Instructions to follow: Gather, from the data below, each line in which the word "Einträge" occurs.

[Records contained in a dataset]
++++++++

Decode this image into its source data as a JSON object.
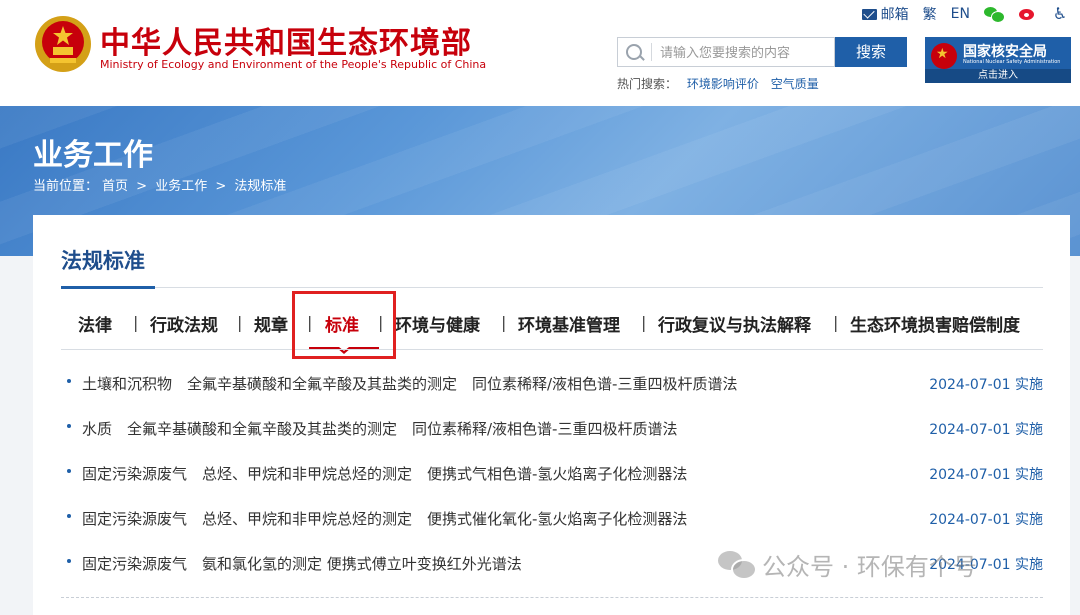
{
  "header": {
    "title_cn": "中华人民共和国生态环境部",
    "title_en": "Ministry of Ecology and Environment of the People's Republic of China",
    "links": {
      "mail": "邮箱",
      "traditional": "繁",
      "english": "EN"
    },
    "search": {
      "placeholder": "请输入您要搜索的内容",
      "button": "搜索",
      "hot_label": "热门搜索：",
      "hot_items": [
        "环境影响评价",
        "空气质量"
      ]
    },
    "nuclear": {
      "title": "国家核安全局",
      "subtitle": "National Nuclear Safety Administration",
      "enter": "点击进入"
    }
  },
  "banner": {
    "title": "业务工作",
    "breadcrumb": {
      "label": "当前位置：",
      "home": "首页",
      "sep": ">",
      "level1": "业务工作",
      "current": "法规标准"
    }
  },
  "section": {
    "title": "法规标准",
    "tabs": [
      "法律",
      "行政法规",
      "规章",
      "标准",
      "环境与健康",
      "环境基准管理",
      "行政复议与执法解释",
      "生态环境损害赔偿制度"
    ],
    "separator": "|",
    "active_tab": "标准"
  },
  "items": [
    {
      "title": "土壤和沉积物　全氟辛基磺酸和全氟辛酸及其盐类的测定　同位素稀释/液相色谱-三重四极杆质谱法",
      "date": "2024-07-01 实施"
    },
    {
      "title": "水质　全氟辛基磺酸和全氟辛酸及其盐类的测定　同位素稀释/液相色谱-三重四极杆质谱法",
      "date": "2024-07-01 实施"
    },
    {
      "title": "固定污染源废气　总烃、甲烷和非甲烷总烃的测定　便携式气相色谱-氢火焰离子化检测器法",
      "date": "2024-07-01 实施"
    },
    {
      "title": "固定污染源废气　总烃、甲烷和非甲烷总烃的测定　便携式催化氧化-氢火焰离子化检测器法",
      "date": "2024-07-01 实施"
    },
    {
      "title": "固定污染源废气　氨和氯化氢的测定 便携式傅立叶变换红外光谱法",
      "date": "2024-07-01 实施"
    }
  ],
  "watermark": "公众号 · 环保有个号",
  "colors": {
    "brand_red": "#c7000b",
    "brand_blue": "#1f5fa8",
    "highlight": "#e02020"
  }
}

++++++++

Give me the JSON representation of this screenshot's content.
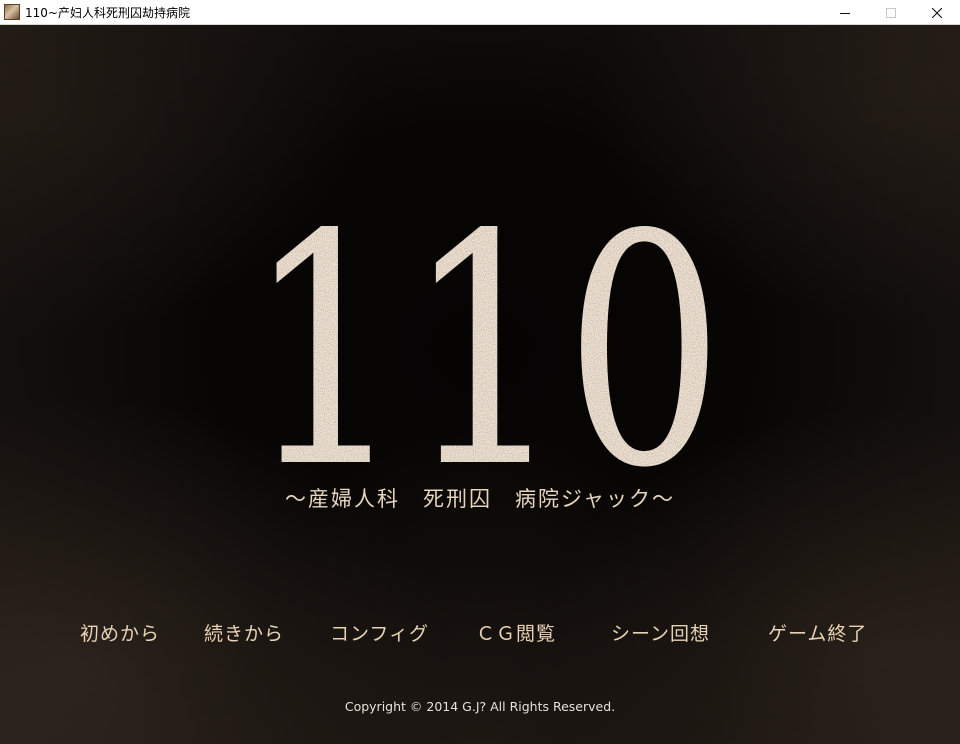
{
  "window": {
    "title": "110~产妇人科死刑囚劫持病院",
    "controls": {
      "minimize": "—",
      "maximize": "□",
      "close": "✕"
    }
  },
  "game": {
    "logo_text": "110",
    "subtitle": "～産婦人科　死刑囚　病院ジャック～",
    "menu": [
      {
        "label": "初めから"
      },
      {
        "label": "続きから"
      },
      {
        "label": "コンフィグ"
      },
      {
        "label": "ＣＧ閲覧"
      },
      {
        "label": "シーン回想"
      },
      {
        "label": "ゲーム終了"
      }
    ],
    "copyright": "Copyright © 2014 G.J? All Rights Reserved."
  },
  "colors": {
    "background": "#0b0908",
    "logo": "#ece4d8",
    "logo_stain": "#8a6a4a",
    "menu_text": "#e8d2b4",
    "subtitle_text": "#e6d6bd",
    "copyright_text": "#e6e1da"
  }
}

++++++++

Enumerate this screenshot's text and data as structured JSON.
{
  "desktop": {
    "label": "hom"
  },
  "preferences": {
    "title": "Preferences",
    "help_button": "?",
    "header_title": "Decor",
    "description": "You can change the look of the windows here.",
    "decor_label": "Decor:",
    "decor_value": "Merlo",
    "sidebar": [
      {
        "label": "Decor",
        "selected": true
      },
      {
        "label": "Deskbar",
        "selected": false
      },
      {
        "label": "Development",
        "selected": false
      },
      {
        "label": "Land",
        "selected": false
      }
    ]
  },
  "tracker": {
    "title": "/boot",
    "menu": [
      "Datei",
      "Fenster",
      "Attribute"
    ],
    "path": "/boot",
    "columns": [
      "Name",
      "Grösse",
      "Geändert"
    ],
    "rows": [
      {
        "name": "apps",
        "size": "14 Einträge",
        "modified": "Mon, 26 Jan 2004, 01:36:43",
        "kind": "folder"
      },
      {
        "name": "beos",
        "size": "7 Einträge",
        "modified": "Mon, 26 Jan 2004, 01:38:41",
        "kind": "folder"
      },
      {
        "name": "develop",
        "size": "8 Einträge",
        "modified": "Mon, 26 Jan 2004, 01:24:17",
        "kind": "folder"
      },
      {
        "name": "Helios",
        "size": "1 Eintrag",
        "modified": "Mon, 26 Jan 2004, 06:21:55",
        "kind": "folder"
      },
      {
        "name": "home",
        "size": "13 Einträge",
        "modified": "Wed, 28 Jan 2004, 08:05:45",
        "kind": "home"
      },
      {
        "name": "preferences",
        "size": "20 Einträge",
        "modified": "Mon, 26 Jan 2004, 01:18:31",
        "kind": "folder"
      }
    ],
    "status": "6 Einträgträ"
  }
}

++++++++

Result:
        "size": "14 Einträge",
        "size": "7 Einträge",
        "size": "8 Einträge",
        "size": "13 Einträge",
        "size": "20 Einträge",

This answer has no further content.